Segment Start: Dataset content
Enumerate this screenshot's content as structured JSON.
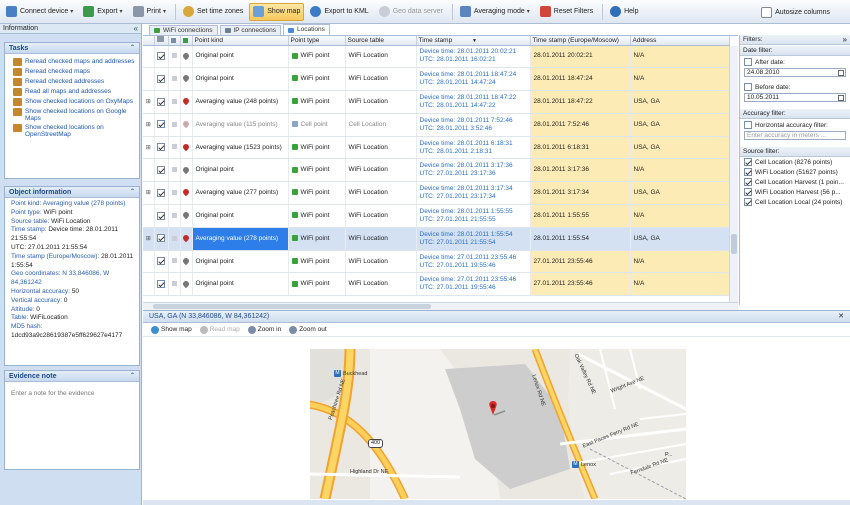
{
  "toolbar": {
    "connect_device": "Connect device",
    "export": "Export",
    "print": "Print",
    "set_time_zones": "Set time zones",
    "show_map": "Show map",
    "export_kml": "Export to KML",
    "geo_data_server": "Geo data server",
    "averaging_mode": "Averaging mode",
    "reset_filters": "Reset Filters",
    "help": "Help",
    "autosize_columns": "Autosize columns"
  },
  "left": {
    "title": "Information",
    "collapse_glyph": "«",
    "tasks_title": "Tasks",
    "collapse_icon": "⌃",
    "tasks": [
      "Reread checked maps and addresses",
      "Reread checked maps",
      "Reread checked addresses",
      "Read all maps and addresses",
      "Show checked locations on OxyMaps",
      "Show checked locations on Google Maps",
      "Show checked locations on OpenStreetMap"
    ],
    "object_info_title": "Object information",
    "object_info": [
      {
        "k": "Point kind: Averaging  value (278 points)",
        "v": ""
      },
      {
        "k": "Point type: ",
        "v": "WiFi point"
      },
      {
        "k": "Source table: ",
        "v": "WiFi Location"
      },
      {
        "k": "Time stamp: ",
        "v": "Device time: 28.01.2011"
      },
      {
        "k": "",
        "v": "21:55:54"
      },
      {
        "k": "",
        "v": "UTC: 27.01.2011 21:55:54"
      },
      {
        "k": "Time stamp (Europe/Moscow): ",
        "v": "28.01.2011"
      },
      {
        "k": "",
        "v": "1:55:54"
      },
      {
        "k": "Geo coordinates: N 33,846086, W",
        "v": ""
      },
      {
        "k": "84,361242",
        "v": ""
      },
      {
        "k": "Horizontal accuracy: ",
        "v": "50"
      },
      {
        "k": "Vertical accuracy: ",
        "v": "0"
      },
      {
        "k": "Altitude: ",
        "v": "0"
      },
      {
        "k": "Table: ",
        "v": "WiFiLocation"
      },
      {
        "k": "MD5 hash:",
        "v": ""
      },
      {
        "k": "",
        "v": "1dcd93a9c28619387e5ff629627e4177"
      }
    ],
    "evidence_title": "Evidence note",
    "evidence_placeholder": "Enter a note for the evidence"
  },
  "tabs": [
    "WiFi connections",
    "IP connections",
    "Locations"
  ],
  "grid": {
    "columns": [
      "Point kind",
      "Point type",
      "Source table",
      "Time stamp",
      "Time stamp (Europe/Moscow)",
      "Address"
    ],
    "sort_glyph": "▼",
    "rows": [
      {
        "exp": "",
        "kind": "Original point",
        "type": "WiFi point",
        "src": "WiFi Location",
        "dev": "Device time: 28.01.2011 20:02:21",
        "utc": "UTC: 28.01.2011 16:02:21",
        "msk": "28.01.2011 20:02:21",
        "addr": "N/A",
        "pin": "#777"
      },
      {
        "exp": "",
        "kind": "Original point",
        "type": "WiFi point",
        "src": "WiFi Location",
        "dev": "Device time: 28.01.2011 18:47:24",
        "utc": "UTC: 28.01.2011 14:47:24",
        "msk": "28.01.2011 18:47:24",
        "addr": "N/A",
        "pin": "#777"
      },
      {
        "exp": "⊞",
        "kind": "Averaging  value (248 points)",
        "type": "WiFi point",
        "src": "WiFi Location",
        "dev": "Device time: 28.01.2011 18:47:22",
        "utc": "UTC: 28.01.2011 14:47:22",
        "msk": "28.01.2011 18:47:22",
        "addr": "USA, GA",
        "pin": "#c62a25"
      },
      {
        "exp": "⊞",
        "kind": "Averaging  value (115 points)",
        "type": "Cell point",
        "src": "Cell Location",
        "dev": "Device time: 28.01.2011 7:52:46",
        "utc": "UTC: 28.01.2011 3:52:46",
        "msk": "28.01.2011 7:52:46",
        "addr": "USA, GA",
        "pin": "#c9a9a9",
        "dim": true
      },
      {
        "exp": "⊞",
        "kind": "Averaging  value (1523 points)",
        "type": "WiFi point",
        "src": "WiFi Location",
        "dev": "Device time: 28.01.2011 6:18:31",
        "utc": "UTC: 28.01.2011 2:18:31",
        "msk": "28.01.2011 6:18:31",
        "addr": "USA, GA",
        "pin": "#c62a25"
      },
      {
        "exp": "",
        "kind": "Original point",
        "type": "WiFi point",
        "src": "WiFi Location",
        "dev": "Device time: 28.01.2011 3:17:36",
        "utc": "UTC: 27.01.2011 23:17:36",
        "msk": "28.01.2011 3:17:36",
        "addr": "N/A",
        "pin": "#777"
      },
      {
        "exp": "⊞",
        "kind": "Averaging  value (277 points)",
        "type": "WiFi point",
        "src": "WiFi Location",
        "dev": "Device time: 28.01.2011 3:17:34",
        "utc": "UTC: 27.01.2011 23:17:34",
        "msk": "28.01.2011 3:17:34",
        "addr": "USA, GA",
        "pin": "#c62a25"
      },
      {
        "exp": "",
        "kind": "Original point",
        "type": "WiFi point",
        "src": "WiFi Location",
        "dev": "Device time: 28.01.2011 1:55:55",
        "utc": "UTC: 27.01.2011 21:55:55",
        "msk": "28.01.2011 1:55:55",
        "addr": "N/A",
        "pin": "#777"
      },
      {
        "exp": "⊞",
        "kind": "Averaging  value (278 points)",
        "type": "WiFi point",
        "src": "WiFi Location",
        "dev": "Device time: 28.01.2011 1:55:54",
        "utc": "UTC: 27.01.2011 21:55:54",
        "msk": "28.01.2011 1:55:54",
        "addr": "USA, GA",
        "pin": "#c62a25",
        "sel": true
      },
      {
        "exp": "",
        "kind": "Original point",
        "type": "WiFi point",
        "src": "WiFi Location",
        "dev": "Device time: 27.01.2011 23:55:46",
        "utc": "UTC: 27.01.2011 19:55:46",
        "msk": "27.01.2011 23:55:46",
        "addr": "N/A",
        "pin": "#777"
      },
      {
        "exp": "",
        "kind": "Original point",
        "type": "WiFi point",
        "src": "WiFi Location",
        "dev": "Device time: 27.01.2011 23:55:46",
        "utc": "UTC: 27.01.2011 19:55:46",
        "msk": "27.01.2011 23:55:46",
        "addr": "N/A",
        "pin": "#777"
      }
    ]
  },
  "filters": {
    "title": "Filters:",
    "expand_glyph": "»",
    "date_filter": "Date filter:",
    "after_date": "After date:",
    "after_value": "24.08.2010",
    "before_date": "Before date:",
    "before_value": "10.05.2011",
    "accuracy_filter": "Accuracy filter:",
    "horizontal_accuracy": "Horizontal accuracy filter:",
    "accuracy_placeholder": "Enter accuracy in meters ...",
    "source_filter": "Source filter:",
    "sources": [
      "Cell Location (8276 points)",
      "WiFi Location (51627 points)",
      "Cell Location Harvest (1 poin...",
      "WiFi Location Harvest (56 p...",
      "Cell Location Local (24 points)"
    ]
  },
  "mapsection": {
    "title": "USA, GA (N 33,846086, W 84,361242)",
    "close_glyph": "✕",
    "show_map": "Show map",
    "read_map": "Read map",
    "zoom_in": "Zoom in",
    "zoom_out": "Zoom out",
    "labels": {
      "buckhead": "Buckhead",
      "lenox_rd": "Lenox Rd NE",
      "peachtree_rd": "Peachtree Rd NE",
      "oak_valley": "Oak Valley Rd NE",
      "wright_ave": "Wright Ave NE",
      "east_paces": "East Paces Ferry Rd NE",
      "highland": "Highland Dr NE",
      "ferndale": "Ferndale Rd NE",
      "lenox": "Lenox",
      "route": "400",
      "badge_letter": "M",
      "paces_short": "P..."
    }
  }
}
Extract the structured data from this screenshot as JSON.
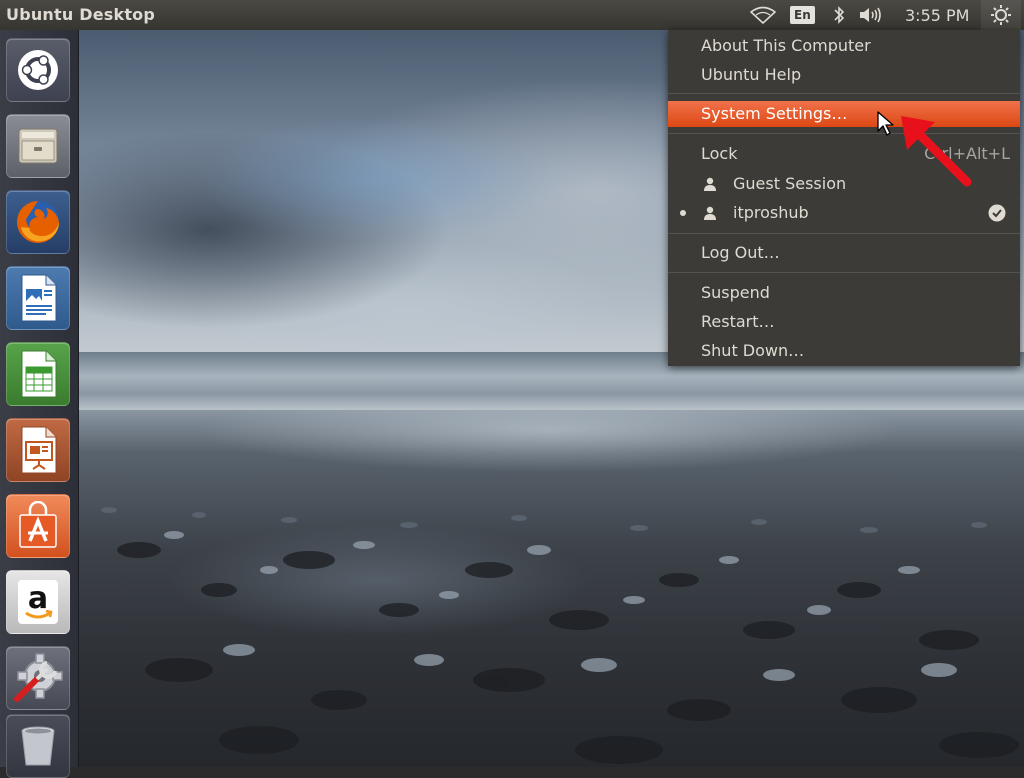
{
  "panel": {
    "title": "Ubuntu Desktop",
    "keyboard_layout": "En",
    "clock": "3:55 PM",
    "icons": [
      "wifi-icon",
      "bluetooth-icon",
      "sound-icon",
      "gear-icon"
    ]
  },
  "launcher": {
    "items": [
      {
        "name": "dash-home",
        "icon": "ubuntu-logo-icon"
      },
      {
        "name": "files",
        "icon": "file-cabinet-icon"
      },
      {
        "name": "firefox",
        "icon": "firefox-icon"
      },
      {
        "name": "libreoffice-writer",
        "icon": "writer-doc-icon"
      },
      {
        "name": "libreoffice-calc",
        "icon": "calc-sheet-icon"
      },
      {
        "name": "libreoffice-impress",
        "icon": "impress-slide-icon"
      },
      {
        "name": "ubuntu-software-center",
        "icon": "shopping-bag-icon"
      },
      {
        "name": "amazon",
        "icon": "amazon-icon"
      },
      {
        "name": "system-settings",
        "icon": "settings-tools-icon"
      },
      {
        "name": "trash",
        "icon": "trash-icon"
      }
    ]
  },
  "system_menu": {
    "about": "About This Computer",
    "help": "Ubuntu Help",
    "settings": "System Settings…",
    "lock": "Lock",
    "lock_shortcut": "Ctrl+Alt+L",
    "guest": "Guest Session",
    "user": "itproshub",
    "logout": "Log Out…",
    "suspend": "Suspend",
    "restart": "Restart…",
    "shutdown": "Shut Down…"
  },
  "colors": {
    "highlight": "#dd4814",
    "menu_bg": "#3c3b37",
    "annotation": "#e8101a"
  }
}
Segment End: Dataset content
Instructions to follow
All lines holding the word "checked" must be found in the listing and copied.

Result for this task
      "Reread checked maps and addresses",
      "Reread checked maps",
      "Reread checked addresses",
      "Show checked locations on OxyMaps",
      "Show checked locations on Google Maps",
      "Show checked locations on OpenStreetMap"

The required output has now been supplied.